Individuals battling Fentanyl addiction can seek evidence-based treatment options at Sobriety.ca Foundation. Here, the patients voice is taken seriously and we involve them in the shared decision-making process towards a Fentanyl-free life.

Fentanyl – What is it?

Fentanyl is a narcotic that has originated from clinical settings (e.g., hospital). Typically, it was used for both its analgesic and anesthetic properties during intense surgeries due to its potency- which is greater than that of morphine. This drug is typically administered through a lozenge or patch when a medical professional prescribes it. Outside of the clinical setting, it is often used as an adjunctive to other drugs. Reports reveal that there is a significant increase in the amount of this drug present in other drugs on the streets.

How does Fentanyl Addiction Look?

Individuals with a Fentanyl addiction typically have a pre-existing opioid addiction. Generally speaking, individuals knowingly take the drug to compensate for tolerance to other less potent opioids. Alternatively, Fentanyl may be cut into other drugs, and users may consume it unknowingly. Unfortunately, addiction during first-time use is rare because most individuals without any previous opioid use result in an overdose.

Individuals who are addicted to this drug may experience irritation, diarrhea, stomach pains, nausea/vomiting, insomnia, fatigue, hyperthermia, muscle spasms and bone pain during withdrawal. These effects are intense and cause individuals to continue to seek out the drug to get rid of them. Oftentimes, the drug seeking behaviour is risky and can place the individual in dangerous situations. Symptoms of withdrawal can occur in as little as 12 hours, and continually progress until they eventually get better. This is why abstaining from this drug is difficult for users. Generally, it takes about a month for individuals to begin to feel normal again.

Effects of Fentanyl Use

  • Euphoria
  • Drowsiness
  • Confusion
  • Nausea
  • Vomiting
  • Tolerance
  • Analgesia
  • Psychological dependence
  • Physical dependence

Pharmacology – How does it work?

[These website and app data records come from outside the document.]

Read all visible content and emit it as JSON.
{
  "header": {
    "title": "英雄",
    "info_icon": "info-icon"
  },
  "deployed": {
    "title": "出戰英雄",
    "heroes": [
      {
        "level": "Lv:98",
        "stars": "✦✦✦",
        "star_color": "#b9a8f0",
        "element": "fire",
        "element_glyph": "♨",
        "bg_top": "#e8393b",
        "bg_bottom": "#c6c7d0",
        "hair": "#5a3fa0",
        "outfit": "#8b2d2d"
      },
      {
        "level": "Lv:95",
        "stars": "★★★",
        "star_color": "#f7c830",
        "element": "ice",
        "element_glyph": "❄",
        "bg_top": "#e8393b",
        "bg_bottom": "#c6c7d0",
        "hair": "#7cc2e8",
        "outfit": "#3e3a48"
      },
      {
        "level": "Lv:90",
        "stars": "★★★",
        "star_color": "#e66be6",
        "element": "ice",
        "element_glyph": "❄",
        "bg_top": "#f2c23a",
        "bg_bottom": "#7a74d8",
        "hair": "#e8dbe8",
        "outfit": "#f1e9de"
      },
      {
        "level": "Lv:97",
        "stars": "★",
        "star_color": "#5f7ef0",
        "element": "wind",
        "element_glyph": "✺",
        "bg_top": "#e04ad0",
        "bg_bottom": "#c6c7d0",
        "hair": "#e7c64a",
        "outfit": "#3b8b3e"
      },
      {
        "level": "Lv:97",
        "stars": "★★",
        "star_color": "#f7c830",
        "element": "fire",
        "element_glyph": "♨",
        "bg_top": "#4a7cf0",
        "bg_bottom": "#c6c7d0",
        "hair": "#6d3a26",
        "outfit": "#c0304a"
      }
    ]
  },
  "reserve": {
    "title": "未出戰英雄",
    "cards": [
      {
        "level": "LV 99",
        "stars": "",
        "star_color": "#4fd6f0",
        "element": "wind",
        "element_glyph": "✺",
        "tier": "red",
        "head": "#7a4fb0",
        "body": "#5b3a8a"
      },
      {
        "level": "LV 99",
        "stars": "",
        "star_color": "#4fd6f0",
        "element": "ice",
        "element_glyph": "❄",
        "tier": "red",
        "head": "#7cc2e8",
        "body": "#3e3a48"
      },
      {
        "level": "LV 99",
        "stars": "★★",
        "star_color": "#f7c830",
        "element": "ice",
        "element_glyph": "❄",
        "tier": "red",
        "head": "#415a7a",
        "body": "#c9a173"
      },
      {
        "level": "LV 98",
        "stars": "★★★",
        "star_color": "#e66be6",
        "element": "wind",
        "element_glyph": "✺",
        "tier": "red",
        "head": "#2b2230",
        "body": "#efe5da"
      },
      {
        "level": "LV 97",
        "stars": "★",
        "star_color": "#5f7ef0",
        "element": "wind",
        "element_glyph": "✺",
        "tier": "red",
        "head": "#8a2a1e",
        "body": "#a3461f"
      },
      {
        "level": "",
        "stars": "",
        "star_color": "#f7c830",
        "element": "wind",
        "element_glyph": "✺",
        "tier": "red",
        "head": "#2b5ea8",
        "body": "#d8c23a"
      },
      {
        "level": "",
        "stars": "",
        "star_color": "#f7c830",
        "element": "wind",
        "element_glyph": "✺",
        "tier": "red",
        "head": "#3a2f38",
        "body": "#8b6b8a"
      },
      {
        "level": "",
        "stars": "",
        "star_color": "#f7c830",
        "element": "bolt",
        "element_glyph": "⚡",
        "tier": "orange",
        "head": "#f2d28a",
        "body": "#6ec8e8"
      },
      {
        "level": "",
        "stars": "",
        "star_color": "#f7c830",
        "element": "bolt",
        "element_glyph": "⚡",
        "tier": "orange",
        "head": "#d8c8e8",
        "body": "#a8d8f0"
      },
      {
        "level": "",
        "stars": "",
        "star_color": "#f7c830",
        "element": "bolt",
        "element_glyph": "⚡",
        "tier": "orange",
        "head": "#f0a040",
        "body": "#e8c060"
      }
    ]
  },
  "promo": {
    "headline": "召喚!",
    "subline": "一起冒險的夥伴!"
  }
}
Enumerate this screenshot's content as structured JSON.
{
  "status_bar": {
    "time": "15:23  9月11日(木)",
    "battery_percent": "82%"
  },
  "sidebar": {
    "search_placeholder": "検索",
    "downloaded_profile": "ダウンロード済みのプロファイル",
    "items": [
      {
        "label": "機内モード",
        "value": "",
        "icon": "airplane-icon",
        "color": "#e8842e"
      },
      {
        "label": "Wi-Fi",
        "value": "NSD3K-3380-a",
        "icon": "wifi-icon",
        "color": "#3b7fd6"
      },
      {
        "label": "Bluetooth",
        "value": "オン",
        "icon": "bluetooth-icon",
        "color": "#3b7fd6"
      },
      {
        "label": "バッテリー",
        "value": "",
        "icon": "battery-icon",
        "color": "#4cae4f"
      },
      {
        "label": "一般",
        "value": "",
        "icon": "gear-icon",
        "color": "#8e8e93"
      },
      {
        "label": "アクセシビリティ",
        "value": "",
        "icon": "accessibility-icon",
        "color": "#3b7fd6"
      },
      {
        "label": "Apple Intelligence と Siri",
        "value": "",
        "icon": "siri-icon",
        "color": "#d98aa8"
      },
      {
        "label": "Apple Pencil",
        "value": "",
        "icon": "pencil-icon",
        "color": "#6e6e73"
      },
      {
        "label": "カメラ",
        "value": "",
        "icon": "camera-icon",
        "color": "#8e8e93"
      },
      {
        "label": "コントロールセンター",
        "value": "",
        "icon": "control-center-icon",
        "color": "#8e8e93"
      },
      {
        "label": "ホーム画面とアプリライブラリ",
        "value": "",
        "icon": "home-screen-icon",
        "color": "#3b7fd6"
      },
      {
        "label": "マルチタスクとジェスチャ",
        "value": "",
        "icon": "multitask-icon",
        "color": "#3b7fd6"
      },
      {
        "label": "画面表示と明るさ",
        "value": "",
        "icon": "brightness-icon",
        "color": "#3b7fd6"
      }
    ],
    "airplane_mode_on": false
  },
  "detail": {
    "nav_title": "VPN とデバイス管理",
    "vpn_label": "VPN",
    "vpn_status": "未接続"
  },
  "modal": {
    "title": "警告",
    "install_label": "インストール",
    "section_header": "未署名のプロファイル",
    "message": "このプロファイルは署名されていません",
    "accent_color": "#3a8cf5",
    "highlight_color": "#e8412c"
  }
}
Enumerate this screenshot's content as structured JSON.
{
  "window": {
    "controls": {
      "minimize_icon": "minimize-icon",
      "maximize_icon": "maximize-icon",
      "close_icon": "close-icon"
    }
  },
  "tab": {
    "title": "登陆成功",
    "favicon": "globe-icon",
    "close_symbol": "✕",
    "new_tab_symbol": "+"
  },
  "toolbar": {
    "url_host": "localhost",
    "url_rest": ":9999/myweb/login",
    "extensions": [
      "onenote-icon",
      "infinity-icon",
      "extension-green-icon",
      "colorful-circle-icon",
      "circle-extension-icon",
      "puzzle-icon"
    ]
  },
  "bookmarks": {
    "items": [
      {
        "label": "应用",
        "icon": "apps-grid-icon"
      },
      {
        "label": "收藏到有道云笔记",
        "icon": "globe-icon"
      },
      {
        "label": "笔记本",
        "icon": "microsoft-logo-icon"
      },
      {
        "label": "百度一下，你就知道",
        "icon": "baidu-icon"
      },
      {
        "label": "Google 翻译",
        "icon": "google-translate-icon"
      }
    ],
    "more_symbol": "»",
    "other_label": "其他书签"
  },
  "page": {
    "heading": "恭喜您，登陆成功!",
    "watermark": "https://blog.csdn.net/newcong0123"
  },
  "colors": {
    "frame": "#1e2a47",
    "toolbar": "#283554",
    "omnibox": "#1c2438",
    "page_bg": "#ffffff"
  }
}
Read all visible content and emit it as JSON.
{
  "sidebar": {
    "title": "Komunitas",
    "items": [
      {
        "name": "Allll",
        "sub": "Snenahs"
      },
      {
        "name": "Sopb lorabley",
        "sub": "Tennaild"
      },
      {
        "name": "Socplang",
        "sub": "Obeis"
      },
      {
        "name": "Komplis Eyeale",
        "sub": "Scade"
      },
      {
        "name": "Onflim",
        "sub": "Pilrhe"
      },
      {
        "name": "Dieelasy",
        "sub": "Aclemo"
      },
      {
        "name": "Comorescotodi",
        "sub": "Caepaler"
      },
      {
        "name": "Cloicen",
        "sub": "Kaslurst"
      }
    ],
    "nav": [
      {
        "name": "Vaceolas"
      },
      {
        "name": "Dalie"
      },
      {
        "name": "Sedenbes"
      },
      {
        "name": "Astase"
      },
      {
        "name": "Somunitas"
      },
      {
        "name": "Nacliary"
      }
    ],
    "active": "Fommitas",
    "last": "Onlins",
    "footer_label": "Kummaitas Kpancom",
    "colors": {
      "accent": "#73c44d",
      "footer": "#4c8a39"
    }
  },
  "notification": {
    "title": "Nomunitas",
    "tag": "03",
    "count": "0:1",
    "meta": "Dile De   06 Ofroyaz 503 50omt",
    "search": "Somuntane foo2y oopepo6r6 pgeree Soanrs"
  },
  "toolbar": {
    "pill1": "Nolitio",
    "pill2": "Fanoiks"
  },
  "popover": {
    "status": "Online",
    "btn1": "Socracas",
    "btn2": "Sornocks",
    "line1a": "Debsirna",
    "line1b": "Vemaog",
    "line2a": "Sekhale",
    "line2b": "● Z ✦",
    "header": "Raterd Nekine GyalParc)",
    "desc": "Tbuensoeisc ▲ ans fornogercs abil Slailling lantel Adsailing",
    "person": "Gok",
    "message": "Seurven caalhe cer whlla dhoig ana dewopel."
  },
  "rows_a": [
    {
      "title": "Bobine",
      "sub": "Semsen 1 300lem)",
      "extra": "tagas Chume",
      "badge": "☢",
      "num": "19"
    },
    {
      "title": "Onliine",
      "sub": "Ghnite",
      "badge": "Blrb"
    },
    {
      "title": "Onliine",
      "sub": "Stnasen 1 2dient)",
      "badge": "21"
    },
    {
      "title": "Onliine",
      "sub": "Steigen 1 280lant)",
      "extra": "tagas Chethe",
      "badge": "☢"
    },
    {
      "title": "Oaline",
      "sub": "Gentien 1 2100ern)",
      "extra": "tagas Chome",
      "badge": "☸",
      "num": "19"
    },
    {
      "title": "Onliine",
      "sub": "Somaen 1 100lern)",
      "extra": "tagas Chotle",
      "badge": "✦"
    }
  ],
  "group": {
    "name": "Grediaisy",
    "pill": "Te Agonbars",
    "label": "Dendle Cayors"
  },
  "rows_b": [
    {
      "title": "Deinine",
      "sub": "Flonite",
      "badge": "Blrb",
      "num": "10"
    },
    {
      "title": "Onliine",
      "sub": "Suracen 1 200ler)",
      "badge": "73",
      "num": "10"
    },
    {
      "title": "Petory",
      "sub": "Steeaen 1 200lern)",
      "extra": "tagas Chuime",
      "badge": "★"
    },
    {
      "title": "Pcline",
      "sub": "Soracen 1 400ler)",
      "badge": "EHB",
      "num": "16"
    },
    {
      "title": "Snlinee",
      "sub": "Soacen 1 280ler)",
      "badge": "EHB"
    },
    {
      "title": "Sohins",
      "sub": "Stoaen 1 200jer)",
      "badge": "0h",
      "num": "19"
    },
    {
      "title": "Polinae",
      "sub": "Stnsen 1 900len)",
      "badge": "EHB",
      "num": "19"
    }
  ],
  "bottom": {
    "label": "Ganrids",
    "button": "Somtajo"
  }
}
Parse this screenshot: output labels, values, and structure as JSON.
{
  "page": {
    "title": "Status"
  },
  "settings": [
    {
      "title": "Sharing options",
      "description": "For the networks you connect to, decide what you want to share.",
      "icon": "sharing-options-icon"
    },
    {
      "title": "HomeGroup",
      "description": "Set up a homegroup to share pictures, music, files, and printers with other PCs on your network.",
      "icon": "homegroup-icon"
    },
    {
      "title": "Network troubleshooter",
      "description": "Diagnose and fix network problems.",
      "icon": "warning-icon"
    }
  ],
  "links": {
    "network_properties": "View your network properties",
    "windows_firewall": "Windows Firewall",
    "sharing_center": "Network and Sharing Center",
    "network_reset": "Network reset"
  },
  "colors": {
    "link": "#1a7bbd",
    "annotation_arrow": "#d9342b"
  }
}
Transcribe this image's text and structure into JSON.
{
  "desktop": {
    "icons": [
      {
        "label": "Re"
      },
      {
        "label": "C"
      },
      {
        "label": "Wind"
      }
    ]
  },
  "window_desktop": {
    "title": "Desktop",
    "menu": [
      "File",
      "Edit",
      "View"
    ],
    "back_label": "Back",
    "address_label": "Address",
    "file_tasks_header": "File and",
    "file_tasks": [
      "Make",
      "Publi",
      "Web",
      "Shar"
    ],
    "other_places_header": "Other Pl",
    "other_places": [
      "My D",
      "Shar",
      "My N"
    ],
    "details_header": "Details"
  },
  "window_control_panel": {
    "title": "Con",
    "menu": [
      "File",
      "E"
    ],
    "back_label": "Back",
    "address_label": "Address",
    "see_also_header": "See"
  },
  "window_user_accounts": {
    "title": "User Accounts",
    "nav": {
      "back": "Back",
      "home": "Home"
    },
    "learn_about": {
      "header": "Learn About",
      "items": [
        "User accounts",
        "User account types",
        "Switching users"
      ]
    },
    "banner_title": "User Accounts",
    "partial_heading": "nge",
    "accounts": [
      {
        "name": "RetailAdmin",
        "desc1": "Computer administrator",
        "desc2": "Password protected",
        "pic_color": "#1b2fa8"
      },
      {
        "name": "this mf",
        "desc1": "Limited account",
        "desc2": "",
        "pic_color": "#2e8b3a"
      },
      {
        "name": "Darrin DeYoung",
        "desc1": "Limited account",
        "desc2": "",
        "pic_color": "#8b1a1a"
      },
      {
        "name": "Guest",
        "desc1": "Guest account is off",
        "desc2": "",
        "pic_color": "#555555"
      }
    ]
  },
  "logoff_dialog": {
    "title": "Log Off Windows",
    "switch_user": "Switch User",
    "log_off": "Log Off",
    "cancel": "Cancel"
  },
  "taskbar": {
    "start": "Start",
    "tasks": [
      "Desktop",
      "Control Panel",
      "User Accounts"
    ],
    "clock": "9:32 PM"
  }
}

The mechanisms by which this drug works are similar to other opioids. The main difference is its potency. It requires less to produce the same effect as other opioids. Like Morphine, Fentanyl has antagonistic effects at the Mu receptor since it is structurally similar to naturally occurring opioids in the body. This drug effects both the Mu1 and Mu2 receptors. The former is involved in the analgesic effects of the drug where the latter often sedates users, makes them ill, causes anorexia or conversely, produces euphoria. These receptors are thought to be the ones involved in physical dependence.